**DIRECTIONS FOR THIS TASK**
Tally up the lines below that include the word "pages". Answer with the number alone.

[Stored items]
== Segment start ==

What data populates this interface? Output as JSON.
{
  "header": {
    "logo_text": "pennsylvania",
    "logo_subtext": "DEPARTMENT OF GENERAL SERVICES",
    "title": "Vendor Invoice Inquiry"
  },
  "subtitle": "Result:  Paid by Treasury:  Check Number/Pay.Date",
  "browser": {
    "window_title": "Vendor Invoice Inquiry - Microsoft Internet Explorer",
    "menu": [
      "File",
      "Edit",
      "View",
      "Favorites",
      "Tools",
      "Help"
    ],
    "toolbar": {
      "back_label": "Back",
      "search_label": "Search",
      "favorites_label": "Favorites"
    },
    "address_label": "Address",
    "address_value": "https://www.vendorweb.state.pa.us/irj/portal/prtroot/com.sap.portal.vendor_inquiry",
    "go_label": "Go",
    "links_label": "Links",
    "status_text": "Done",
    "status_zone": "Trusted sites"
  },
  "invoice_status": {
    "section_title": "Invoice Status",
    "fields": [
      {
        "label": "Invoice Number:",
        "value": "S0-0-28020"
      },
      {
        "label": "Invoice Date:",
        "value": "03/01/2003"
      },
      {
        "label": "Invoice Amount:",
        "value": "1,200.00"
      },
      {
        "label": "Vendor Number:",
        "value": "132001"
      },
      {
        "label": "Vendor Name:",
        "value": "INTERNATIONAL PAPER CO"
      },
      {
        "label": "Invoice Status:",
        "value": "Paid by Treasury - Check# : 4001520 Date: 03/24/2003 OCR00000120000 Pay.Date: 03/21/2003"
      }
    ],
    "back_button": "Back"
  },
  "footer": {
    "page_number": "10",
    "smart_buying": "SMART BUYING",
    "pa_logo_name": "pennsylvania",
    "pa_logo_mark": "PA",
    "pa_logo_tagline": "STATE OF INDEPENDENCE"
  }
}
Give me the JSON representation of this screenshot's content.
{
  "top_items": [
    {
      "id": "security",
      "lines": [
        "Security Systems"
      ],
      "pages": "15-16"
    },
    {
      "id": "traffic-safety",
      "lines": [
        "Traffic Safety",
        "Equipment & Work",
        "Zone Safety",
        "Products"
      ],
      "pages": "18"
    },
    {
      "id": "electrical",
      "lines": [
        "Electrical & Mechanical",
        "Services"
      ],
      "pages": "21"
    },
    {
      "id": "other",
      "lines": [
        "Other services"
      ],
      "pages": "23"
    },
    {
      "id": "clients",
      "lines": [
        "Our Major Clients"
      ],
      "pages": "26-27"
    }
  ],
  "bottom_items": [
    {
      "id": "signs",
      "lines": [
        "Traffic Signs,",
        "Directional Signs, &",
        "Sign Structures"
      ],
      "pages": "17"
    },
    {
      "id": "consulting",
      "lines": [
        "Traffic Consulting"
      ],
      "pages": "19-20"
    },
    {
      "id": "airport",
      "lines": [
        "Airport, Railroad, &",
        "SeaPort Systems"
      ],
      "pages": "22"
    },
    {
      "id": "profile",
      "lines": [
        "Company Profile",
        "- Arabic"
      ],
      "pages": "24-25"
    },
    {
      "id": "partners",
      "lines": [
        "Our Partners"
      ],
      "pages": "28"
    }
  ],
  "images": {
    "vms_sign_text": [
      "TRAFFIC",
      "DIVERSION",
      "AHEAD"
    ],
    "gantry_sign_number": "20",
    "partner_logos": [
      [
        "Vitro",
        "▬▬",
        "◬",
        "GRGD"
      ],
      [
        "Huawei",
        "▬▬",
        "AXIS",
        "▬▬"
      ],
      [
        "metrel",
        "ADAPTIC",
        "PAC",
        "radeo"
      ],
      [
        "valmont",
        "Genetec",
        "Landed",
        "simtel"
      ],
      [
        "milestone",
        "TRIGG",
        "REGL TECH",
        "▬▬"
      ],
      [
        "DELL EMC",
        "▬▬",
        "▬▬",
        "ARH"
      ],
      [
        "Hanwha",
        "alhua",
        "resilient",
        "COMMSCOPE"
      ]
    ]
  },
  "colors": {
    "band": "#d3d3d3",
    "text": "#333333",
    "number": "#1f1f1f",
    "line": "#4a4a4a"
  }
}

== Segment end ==
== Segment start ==

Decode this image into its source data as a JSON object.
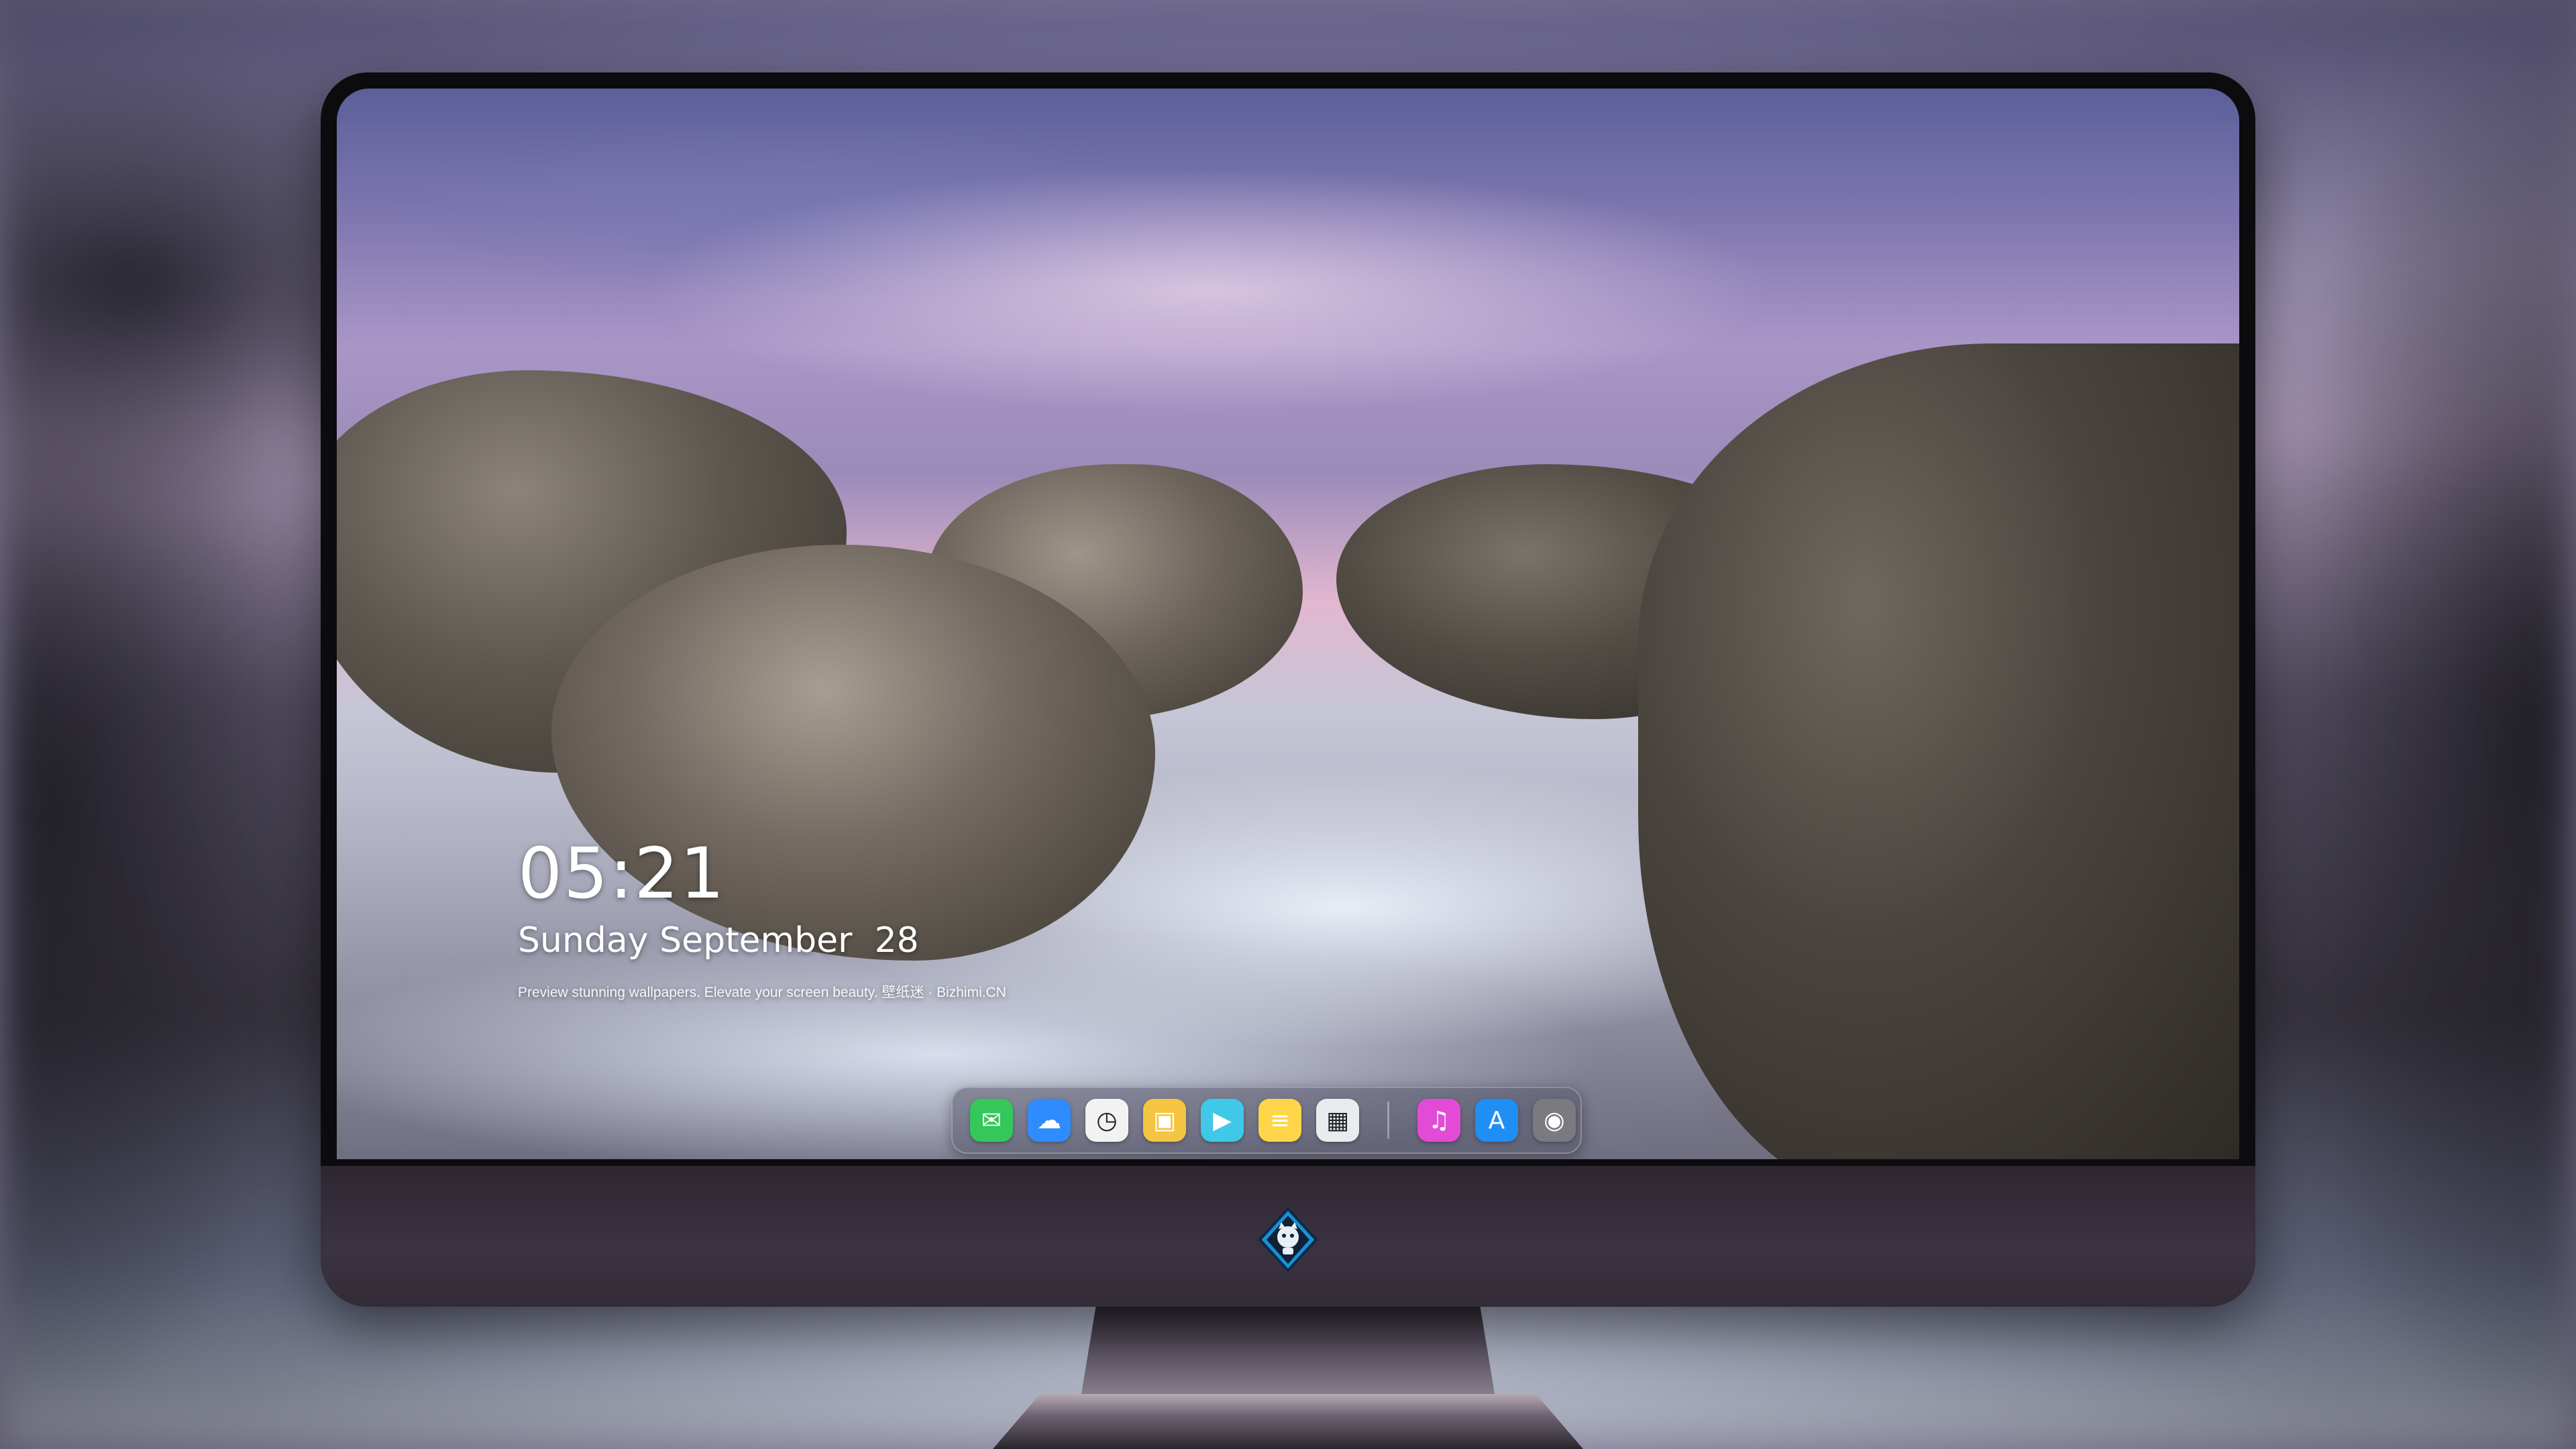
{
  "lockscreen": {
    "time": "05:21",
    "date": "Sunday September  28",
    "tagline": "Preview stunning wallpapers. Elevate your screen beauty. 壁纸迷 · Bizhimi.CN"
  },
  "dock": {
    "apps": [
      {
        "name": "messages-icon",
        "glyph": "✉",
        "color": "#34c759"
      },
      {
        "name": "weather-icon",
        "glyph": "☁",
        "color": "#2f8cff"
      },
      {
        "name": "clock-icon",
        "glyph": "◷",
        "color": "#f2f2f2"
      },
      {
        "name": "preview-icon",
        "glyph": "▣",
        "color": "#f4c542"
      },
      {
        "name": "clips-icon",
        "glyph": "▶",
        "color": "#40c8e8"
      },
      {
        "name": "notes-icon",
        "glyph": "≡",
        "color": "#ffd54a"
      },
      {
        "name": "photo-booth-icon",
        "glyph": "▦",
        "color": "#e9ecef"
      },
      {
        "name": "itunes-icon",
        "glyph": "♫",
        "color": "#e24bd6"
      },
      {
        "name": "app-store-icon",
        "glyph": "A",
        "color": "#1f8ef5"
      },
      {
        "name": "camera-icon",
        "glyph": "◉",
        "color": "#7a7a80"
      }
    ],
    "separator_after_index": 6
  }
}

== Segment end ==

**TASK SOLUTION**
10